Content starts

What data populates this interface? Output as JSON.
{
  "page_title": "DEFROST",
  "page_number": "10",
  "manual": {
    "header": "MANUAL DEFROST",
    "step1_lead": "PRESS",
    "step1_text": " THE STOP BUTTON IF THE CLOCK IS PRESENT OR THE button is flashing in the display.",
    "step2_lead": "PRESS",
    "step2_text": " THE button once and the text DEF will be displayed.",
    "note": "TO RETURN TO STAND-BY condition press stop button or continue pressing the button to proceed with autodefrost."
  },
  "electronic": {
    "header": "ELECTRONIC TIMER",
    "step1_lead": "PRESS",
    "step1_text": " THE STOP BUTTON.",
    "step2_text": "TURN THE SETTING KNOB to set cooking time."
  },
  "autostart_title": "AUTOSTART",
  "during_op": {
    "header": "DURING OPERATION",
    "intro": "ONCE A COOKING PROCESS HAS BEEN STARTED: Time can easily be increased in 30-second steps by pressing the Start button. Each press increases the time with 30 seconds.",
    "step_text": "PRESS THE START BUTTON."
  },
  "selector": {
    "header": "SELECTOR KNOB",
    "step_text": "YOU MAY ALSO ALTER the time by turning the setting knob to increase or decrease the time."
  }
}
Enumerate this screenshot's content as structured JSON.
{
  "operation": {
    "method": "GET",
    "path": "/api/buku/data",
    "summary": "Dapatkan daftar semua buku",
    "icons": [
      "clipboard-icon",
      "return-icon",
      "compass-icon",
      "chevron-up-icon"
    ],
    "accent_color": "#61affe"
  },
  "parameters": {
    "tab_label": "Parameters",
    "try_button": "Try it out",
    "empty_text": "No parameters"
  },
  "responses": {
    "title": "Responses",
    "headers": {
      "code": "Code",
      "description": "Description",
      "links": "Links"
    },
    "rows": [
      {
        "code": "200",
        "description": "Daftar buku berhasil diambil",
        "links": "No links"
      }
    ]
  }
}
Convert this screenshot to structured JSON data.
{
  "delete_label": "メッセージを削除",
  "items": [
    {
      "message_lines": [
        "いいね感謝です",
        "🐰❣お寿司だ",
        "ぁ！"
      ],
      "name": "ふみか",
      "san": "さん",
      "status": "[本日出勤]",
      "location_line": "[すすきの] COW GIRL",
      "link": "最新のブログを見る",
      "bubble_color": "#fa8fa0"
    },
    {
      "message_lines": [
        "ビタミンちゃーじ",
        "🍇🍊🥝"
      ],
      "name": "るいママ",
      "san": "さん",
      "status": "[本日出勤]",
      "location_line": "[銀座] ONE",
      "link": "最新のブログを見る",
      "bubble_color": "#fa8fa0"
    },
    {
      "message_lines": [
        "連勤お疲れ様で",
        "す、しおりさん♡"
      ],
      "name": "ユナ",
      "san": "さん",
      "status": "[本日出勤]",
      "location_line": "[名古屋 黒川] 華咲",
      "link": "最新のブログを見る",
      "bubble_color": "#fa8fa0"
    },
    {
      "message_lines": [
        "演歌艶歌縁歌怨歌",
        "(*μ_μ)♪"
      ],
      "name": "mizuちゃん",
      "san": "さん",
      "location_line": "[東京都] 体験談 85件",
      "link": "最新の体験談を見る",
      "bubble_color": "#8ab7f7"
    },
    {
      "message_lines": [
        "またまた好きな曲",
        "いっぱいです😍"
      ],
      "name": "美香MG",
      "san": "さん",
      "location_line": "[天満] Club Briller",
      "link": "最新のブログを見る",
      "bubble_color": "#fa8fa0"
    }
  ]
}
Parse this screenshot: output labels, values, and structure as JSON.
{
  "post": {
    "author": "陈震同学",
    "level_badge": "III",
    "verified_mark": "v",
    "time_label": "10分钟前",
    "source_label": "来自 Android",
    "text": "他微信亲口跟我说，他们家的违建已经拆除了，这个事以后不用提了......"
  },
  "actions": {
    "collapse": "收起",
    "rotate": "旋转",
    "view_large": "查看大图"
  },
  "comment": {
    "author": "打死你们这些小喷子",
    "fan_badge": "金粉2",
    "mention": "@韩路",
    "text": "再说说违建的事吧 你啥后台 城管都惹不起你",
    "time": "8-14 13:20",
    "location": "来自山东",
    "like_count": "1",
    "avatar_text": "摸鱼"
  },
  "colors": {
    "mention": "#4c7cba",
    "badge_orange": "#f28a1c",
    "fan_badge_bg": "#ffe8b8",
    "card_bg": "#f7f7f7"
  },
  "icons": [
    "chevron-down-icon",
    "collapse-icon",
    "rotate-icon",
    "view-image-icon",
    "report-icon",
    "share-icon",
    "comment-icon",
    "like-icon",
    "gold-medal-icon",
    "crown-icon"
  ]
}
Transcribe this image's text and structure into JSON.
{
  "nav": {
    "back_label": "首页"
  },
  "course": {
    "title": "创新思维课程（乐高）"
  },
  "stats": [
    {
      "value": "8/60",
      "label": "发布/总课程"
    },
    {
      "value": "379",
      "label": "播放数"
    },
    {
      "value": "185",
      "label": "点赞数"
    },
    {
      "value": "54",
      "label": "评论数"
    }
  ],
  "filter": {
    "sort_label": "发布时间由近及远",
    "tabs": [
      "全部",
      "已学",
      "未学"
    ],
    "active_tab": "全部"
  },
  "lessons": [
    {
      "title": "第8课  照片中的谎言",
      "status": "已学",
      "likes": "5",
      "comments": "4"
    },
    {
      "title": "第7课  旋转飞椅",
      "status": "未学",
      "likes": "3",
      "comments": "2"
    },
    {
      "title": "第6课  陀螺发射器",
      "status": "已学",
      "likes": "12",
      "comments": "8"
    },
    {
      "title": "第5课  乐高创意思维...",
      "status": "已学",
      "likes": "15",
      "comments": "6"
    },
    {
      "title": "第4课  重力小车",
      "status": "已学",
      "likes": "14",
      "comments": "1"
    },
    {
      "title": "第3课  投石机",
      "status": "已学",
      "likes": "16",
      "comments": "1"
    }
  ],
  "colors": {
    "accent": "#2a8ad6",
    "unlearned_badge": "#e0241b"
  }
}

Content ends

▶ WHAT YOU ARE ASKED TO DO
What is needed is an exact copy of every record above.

▶ ANSWER FOR THIS EXERCISE
What data populates this interface? Output as JSON.
{
  "page_title": "DEFROST",
  "page_number": "10",
  "manual": {
    "header": "MANUAL DEFROST",
    "step1_lead": "PRESS",
    "step1_text": " THE STOP BUTTON IF THE CLOCK IS PRESENT OR THE button is flashing in the display.",
    "step2_lead": "PRESS",
    "step2_text": " THE button once and the text DEF will be displayed.",
    "note": "TO RETURN TO STAND-BY condition press stop button or continue pressing the button to proceed with autodefrost."
  },
  "electronic": {
    "header": "ELECTRONIC TIMER",
    "step1_lead": "PRESS",
    "step1_text": " THE STOP BUTTON.",
    "step2_text": "TURN THE SETTING KNOB to set cooking time."
  },
  "autostart_title": "AUTOSTART",
  "during_op": {
    "header": "DURING OPERATION",
    "intro": "ONCE A COOKING PROCESS HAS BEEN STARTED: Time can easily be increased in 30-second steps by pressing the Start button. Each press increases the time with 30 seconds.",
    "step_text": "PRESS THE START BUTTON."
  },
  "selector": {
    "header": "SELECTOR KNOB",
    "step_text": "YOU MAY ALSO ALTER the time by turning the setting knob to increase or decrease the time."
  }
}
Enumerate this screenshot's content as structured JSON.
{
  "operation": {
    "method": "GET",
    "path": "/api/buku/data",
    "summary": "Dapatkan daftar semua buku",
    "icons": [
      "clipboard-icon",
      "return-icon",
      "compass-icon",
      "chevron-up-icon"
    ],
    "accent_color": "#61affe"
  },
  "parameters": {
    "tab_label": "Parameters",
    "try_button": "Try it out",
    "empty_text": "No parameters"
  },
  "responses": {
    "title": "Responses",
    "headers": {
      "code": "Code",
      "description": "Description",
      "links": "Links"
    },
    "rows": [
      {
        "code": "200",
        "description": "Daftar buku berhasil diambil",
        "links": "No links"
      }
    ]
  }
}
Convert this screenshot to structured JSON data.
{
  "delete_label": "メッセージを削除",
  "items": [
    {
      "message_lines": [
        "いいね感謝です",
        "🐰❣お寿司だ",
        "ぁ！"
      ],
      "name": "ふみか",
      "san": "さん",
      "status": "[本日出勤]",
      "location_line": "[すすきの] COW GIRL",
      "link": "最新のブログを見る",
      "bubble_color": "#fa8fa0"
    },
    {
      "message_lines": [
        "ビタミンちゃーじ",
        "🍇🍊🥝"
      ],
      "name": "るいママ",
      "san": "さん",
      "status": "[本日出勤]",
      "location_line": "[銀座] ONE",
      "link": "最新のブログを見る",
      "bubble_color": "#fa8fa0"
    },
    {
      "message_lines": [
        "連勤お疲れ様で",
        "す、しおりさん♡"
      ],
      "name": "ユナ",
      "san": "さん",
      "status": "[本日出勤]",
      "location_line": "[名古屋 黒川] 華咲",
      "link": "最新のブログを見る",
      "bubble_color": "#fa8fa0"
    },
    {
      "message_lines": [
        "演歌艶歌縁歌怨歌",
        "(*μ_μ)♪"
      ],
      "name": "mizuちゃん",
      "san": "さん",
      "location_line": "[東京都] 体験談 85件",
      "link": "最新の体験談を見る",
      "bubble_color": "#8ab7f7"
    },
    {
      "message_lines": [
        "またまた好きな曲",
        "いっぱいです😍"
      ],
      "name": "美香MG",
      "san": "さん",
      "location_line": "[天満] Club Briller",
      "link": "最新のブログを見る",
      "bubble_color": "#fa8fa0"
    }
  ]
}
Parse this screenshot: output labels, values, and structure as JSON.
{
  "post": {
    "author": "陈震同学",
    "level_badge": "III",
    "verified_mark": "v",
    "time_label": "10分钟前",
    "source_label": "来自 Android",
    "text": "他微信亲口跟我说，他们家的违建已经拆除了，这个事以后不用提了......"
  },
  "actions": {
    "collapse": "收起",
    "rotate": "旋转",
    "view_large": "查看大图"
  },
  "comment": {
    "author": "打死你们这些小喷子",
    "fan_badge": "金粉2",
    "mention": "@韩路",
    "text": "再说说违建的事吧 你啥后台 城管都惹不起你",
    "time": "8-14 13:20",
    "location": "来自山东",
    "like_count": "1",
    "avatar_text": "摸鱼"
  },
  "colors": {
    "mention": "#4c7cba",
    "badge_orange": "#f28a1c",
    "fan_badge_bg": "#ffe8b8",
    "card_bg": "#f7f7f7"
  },
  "icons": [
    "chevron-down-icon",
    "collapse-icon",
    "rotate-icon",
    "view-image-icon",
    "report-icon",
    "share-icon",
    "comment-icon",
    "like-icon",
    "gold-medal-icon",
    "crown-icon"
  ]
}
Transcribe this image's text and structure into JSON.
{
  "nav": {
    "back_label": "首页"
  },
  "course": {
    "title": "创新思维课程（乐高）"
  },
  "stats": [
    {
      "value": "8/60",
      "label": "发布/总课程"
    },
    {
      "value": "379",
      "label": "播放数"
    },
    {
      "value": "185",
      "label": "点赞数"
    },
    {
      "value": "54",
      "label": "评论数"
    }
  ],
  "filter": {
    "sort_label": "发布时间由近及远",
    "tabs": [
      "全部",
      "已学",
      "未学"
    ],
    "active_tab": "全部"
  },
  "lessons": [
    {
      "title": "第8课  照片中的谎言",
      "status": "已学",
      "likes": "5",
      "comments": "4"
    },
    {
      "title": "第7课  旋转飞椅",
      "status": "未学",
      "likes": "3",
      "comments": "2"
    },
    {
      "title": "第6课  陀螺发射器",
      "status": "已学",
      "likes": "12",
      "comments": "8"
    },
    {
      "title": "第5课  乐高创意思维...",
      "status": "已学",
      "likes": "15",
      "comments": "6"
    },
    {
      "title": "第4课  重力小车",
      "status": "已学",
      "likes": "14",
      "comments": "1"
    },
    {
      "title": "第3课  投石机",
      "status": "已学",
      "likes": "16",
      "comments": "1"
    }
  ],
  "colors": {
    "accent": "#2a8ad6",
    "unlearned_badge": "#e0241b"
  }
}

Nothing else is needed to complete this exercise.